In bustling urban areas, 15% or more of traffic lights may have a camera installed. That number is likely not as high as you thought it would be, right?
Get this: There may not even be any red light cameras installed at all in rural areas, which typically don’t have much heavy traffic. You’ll still want to be careful, though, because you never know when an officer may be hiding in an area that’s hard for you to see them but easy for them to spot you.
How To Know You’ve Been Caught by a Red Light Camera
In most cases, you will notice one or several flashes when your vehicle gets photographed. You can miss it, though, if you’re not paying close attention. “This is because the latest cameras use an infra-red flash that can be hard to notice,” Ticket Snipers wrote on its website.
Another way to know you have been caught is when you get a ticket in the mail. “Typically, the Department of Motor Vehicles (DMV) for each state will send a red light camera ticket via postal mail based on the registration information that is associated with the license plate,” David Reischer, Esq., Traffic Law Attorney at LegalAdvice.com, told Reader’s Digest. Still, some municipalities have apps that will contact you via email or text message to inform you of the violation.
Sometimes you can be caught by a red light camera and not be punished for it because the law enforcement officer who reviewed the evidence captured by the system decided to dismiss the violation due to certain circumstances — for example if your car just passed the sensor when the light turned red, but it did not enter the intersection. In this case, you would never even know that you had been caught.
What To Do Once You’ve Been Caught
The first thing to do is review the violation on the printed notice and via the internet (video and still photos will be available). You may be able to arrange a meeting with an officer to review and discuss the evidence. In some cases, you may even be able to arrange a court date for the evidence to be heard.
The next step is to pay the ticket as soon as possible. Once you receive it, you’ll have a limited time in which to pay it. If you don’t, it may get sent to collections. Whatever happens really depends on the laws of the state and jurisdiction in which the violation occurred.
For example, if you were in Florida when the violation occurred, but you’re an out-of-state driver, you might not face the same consequences as local drivers. That’s because Florida doesn’t have the right to suspend licenses issued by other states.

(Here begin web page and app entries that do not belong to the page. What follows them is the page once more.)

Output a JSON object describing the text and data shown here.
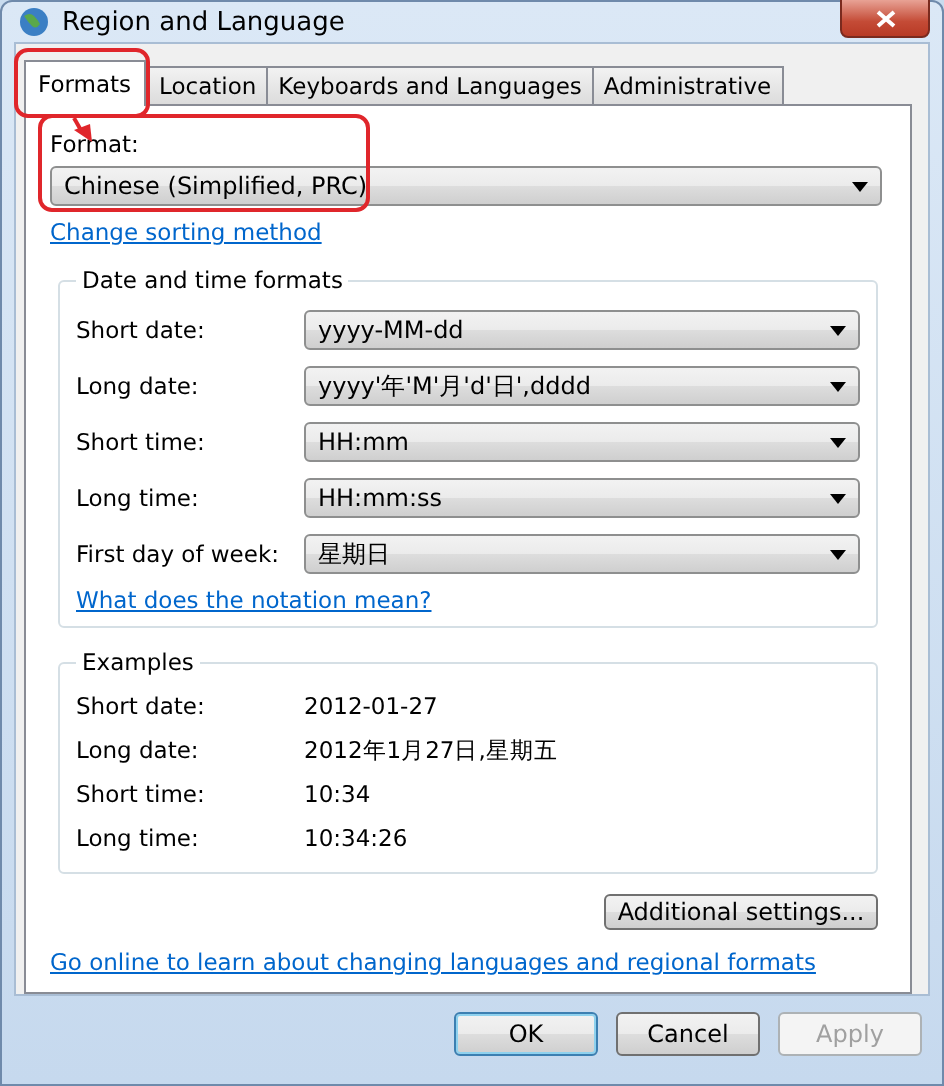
{
  "window": {
    "title": "Region and Language"
  },
  "tabs": [
    {
      "label": "Formats",
      "selected": true,
      "highlighted": true
    },
    {
      "label": "Location",
      "selected": false,
      "highlighted": false
    },
    {
      "label": "Keyboards and Languages",
      "selected": false,
      "highlighted": false
    },
    {
      "label": "Administrative",
      "selected": false,
      "highlighted": false
    }
  ],
  "format": {
    "label": "Format:",
    "value": "Chinese (Simplified, PRC)",
    "highlighted": true
  },
  "annotation_arrow": true,
  "sorting_link": "Change sorting method",
  "date_time_formats": {
    "title": "Date and time formats",
    "rows": [
      {
        "label": "Short date:",
        "value": "yyyy-MM-dd"
      },
      {
        "label": "Long date:",
        "value": "yyyy'年'M'月'd'日',dddd"
      },
      {
        "label": "Short time:",
        "value": "HH:mm"
      },
      {
        "label": "Long time:",
        "value": "HH:mm:ss"
      },
      {
        "label": "First day of week:",
        "value": "星期日"
      }
    ],
    "link": "What does the notation mean?"
  },
  "examples": {
    "title": "Examples",
    "rows": [
      {
        "label": "Short date:",
        "value": "2012-01-27"
      },
      {
        "label": "Long date:",
        "value": "2012年1月27日,星期五"
      },
      {
        "label": "Short time:",
        "value": "10:34"
      },
      {
        "label": "Long time:",
        "value": "10:34:26"
      }
    ]
  },
  "additional_button": "Additional settings...",
  "online_link": "Go online to learn about changing languages and regional formats",
  "buttons": [
    {
      "label": "OK",
      "kind": "default",
      "disabled": false
    },
    {
      "label": "Cancel",
      "kind": "normal",
      "disabled": false
    },
    {
      "label": "Apply",
      "kind": "normal",
      "disabled": true
    }
  ]
}
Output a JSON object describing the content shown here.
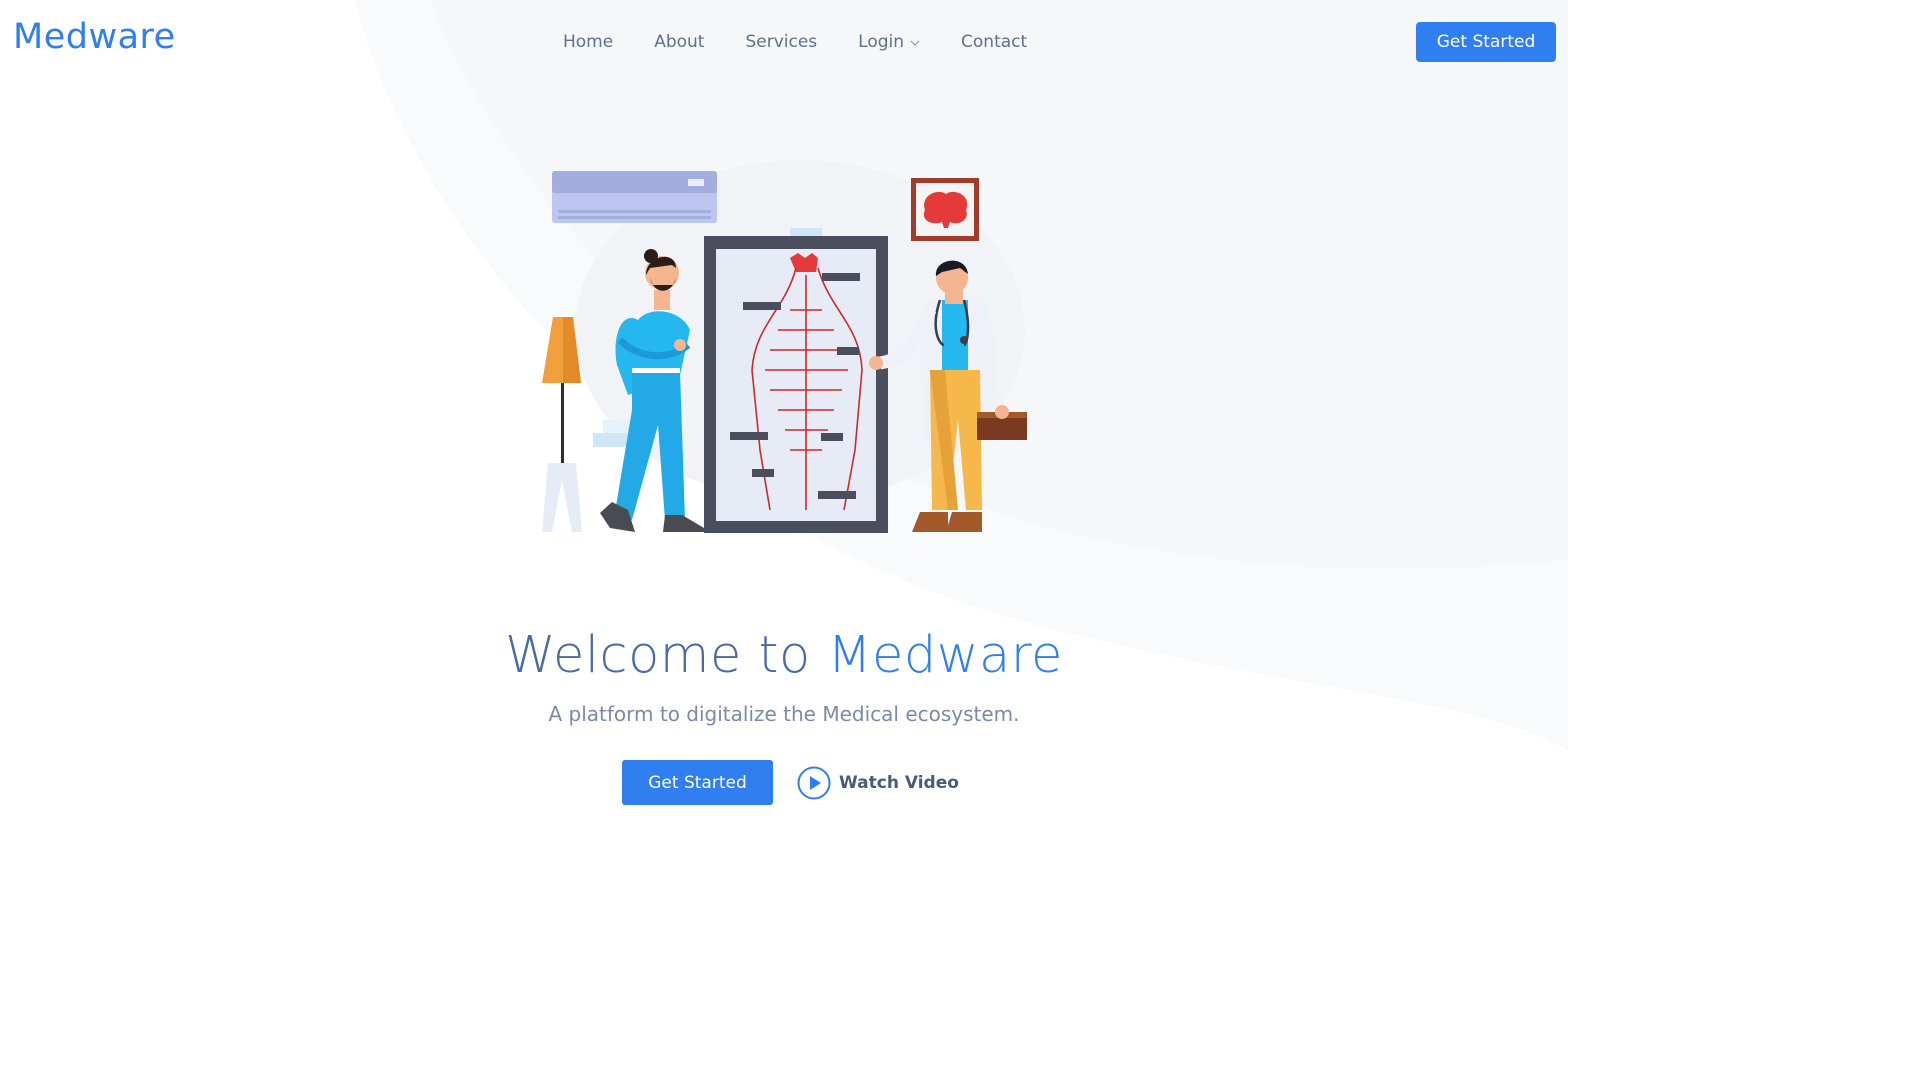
{
  "brand": {
    "name": "Medware",
    "accent_color": "#2f7ff0"
  },
  "nav": {
    "items": [
      {
        "label": "Home"
      },
      {
        "label": "About"
      },
      {
        "label": "Services"
      },
      {
        "label": "Login",
        "has_dropdown": true,
        "icon": "chevron-down-icon"
      },
      {
        "label": "Contact"
      }
    ]
  },
  "header": {
    "cta_label": "Get Started"
  },
  "hero": {
    "title_prefix": "Welcome to ",
    "title_brand": "Medware",
    "subtitle": "A platform to digitalize the Medical ecosystem.",
    "primary_cta": "Get Started",
    "secondary_cta": "Watch Video",
    "secondary_icon": "play-circle-icon"
  }
}
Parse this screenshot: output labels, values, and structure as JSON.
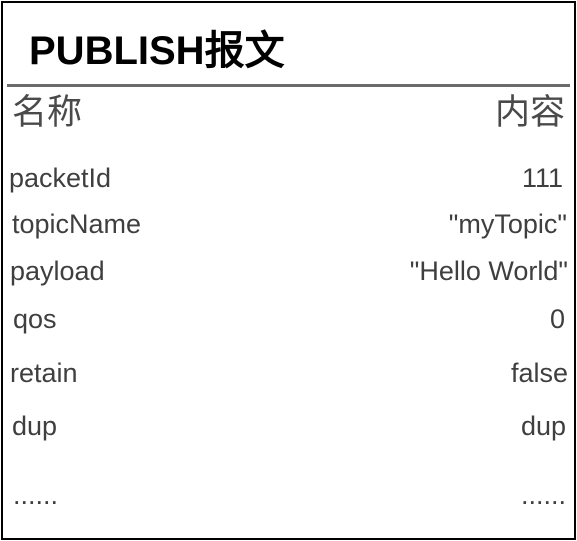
{
  "title": "PUBLISH报文",
  "headers": {
    "name": "名称",
    "content": "内容"
  },
  "rows": [
    {
      "name": "packetId",
      "value": "111"
    },
    {
      "name": "topicName",
      "value": "\"myTopic\""
    },
    {
      "name": "payload",
      "value": "\"Hello World\""
    },
    {
      "name": "qos",
      "value": "0"
    },
    {
      "name": "retain",
      "value": "false"
    },
    {
      "name": "dup",
      "value": "dup"
    },
    {
      "name": "......",
      "value": "......"
    }
  ]
}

So, what happens if you got a ticket in the mail, but you weren’t the one driving the car? Well, if this is the case in your situation, you would need to notify the proper individual(s) and supply them with the name of the person who was actually behind the wheel at the time the violation occurred.
Depending on where you live, you may need to take additional steps. In Seattle, for example, you would also need to print and return a declaration of non-responsibility — a sworn statement that the vehicle was not in your care, custody or control at the time of the violation — to the Seattle Municipal Court by the due date shown on the notice you received in the mail.